> **Work to be completed**:
Show each line of the entries below in which the word "bytes" appears.
-------- Data shown
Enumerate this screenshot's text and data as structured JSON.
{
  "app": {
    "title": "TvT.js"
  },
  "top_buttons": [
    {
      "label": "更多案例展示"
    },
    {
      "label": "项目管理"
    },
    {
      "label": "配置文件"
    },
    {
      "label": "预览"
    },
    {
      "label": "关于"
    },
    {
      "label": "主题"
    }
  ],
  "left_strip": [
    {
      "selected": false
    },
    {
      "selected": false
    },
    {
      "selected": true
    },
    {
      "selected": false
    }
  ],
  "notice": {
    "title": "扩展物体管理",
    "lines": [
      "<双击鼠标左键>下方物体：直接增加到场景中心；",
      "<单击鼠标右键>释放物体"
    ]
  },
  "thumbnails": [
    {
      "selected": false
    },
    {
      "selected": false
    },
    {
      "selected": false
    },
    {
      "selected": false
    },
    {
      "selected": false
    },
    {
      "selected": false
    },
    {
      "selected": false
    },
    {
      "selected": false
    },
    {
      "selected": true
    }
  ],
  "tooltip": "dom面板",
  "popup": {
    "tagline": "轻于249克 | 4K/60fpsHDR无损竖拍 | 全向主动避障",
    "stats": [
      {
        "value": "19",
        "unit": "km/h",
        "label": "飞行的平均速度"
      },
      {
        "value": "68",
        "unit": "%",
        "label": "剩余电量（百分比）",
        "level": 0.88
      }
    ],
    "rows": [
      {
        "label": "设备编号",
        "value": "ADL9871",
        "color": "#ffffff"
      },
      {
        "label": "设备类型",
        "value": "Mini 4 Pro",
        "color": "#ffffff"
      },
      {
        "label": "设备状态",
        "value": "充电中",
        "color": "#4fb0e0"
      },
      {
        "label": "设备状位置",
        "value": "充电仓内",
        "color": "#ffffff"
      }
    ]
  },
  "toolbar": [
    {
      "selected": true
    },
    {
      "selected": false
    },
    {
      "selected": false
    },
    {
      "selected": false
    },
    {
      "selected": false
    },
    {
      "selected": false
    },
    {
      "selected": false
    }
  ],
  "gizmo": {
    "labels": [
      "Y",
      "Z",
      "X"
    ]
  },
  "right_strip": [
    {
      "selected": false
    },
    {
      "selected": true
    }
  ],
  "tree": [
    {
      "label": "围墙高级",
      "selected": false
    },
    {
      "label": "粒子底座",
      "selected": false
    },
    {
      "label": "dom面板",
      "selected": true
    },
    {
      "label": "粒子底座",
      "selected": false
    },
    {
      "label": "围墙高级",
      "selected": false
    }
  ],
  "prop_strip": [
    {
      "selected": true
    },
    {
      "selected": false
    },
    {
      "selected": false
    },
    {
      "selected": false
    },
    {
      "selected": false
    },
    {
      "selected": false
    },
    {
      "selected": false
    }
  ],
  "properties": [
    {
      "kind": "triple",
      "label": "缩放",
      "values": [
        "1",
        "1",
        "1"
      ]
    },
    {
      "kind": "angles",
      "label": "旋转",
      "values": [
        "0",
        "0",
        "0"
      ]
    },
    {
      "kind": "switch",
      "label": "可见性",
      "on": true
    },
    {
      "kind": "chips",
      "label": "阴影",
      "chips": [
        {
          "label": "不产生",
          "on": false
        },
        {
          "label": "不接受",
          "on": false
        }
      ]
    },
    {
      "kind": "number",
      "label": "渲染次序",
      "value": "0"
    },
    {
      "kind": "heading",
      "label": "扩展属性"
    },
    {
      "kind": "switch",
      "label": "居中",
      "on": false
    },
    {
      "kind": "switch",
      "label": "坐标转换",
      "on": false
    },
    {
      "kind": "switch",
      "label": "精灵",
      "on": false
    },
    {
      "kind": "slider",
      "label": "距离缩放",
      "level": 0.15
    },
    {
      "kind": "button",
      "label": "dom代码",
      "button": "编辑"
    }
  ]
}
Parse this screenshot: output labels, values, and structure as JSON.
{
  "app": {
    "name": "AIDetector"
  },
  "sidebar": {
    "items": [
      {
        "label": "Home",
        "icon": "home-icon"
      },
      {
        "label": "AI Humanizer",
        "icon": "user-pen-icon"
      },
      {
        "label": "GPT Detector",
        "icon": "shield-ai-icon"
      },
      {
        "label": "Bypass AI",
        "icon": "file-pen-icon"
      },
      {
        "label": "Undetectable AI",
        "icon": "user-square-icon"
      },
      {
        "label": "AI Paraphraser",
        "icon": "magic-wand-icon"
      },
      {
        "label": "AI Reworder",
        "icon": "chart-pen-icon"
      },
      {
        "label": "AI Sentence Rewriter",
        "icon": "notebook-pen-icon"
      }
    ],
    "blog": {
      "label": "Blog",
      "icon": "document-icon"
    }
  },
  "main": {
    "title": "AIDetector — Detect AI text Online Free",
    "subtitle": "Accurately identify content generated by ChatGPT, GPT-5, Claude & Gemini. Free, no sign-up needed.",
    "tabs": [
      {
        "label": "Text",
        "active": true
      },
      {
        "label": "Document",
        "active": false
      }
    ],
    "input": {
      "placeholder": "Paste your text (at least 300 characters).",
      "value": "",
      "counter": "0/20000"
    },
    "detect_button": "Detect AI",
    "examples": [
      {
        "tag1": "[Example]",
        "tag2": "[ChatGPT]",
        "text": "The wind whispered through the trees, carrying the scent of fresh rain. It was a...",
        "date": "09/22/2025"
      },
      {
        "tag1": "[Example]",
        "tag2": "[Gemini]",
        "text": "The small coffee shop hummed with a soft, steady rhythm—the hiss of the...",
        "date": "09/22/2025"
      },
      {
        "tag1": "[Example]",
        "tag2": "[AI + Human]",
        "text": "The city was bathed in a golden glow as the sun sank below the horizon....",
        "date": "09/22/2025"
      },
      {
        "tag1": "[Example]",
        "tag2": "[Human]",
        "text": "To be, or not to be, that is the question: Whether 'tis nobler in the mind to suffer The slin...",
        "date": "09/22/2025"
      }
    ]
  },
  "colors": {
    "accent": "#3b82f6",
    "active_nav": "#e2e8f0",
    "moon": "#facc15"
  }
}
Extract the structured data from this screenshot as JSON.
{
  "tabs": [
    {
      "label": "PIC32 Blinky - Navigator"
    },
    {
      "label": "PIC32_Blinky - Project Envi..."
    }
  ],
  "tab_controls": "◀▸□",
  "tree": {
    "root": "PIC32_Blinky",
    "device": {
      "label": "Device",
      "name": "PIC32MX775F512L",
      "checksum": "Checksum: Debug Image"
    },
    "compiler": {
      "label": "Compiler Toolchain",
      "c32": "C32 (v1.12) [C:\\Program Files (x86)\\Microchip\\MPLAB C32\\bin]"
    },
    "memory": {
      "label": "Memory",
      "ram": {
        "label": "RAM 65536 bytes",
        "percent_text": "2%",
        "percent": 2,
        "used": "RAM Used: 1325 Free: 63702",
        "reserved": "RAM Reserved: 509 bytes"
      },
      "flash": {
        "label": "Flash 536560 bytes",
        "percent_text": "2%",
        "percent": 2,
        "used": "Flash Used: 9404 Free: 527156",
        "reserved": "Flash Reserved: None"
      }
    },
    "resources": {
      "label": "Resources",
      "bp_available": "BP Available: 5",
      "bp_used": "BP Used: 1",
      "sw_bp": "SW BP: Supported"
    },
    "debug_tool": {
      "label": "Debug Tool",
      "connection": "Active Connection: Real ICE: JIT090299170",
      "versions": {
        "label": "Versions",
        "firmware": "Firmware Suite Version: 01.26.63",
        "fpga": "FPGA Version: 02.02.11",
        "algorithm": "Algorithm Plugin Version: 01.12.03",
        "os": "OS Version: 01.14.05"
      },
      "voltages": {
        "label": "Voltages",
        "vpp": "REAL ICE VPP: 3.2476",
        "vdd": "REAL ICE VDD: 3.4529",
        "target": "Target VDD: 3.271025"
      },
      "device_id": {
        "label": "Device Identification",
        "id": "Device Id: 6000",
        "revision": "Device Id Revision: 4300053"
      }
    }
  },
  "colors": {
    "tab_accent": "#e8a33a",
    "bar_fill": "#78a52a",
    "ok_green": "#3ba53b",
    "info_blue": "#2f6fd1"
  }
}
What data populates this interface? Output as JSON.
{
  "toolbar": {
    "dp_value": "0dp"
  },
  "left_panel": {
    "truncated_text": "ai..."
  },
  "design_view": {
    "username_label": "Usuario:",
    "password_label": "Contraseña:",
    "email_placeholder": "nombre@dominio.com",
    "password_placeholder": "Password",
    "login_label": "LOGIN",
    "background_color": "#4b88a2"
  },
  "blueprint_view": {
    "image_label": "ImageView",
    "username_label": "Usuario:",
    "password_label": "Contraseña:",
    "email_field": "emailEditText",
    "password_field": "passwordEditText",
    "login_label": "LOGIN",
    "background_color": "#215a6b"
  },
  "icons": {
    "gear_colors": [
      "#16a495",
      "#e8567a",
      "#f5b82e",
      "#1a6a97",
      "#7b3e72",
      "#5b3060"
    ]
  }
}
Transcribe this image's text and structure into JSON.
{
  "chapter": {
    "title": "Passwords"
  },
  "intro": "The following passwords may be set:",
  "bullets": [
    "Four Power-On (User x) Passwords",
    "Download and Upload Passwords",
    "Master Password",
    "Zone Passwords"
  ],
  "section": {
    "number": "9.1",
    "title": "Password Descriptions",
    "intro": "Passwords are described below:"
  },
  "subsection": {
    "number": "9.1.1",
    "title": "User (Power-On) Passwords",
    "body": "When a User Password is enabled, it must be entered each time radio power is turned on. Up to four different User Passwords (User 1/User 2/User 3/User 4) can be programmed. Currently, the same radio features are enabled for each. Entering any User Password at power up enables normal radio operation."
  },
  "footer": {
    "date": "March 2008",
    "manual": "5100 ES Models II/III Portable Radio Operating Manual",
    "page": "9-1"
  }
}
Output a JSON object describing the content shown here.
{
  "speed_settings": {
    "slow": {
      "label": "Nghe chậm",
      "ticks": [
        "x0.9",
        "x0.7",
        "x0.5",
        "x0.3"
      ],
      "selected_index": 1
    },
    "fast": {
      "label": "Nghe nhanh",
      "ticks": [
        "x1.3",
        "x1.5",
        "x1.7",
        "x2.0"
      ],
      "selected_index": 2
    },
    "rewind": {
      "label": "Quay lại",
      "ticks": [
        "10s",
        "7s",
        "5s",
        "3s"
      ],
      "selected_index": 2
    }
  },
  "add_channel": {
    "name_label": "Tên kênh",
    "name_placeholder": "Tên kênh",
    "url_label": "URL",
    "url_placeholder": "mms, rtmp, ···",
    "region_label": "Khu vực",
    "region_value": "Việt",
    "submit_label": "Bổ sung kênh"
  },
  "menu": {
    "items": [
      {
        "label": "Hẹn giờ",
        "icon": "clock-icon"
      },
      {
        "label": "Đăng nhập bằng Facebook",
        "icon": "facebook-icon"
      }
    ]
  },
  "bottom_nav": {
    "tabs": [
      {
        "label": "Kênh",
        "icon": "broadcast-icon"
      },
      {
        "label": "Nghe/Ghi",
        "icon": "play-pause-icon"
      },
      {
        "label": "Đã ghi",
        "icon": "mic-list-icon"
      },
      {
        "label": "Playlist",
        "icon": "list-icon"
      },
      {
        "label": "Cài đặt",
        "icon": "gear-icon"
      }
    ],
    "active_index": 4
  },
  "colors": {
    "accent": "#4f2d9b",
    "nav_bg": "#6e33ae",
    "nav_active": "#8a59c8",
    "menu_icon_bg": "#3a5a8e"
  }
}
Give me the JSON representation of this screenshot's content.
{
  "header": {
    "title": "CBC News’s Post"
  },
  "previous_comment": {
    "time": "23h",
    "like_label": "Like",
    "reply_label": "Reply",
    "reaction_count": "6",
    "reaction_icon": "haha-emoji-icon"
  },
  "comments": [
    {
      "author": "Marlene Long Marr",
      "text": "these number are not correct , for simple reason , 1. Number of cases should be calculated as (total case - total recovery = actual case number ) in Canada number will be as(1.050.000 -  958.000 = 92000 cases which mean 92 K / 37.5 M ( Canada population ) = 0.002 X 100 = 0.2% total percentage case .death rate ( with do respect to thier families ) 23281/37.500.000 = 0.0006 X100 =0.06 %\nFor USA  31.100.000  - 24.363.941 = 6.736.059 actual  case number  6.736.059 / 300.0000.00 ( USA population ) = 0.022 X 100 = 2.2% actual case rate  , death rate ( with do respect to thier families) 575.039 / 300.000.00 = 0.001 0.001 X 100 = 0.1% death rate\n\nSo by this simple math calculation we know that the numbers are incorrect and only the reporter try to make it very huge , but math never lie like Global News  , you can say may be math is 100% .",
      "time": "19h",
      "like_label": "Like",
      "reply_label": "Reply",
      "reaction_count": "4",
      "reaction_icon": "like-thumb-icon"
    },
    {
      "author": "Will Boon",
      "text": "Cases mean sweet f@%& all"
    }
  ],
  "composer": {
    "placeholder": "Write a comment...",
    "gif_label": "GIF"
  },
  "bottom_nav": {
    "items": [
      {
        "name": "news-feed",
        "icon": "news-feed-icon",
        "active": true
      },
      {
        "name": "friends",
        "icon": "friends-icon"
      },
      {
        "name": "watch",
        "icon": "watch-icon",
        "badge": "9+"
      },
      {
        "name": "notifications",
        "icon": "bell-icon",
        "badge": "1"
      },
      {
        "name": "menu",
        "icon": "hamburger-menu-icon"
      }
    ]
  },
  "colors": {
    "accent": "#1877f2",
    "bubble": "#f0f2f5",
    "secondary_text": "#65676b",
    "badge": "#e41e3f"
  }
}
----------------
> **Response area**:
        "label": "RAM 65536 bytes",
        "reserved": "RAM Reserved: 509 bytes"
        "label": "Flash 536560 bytes",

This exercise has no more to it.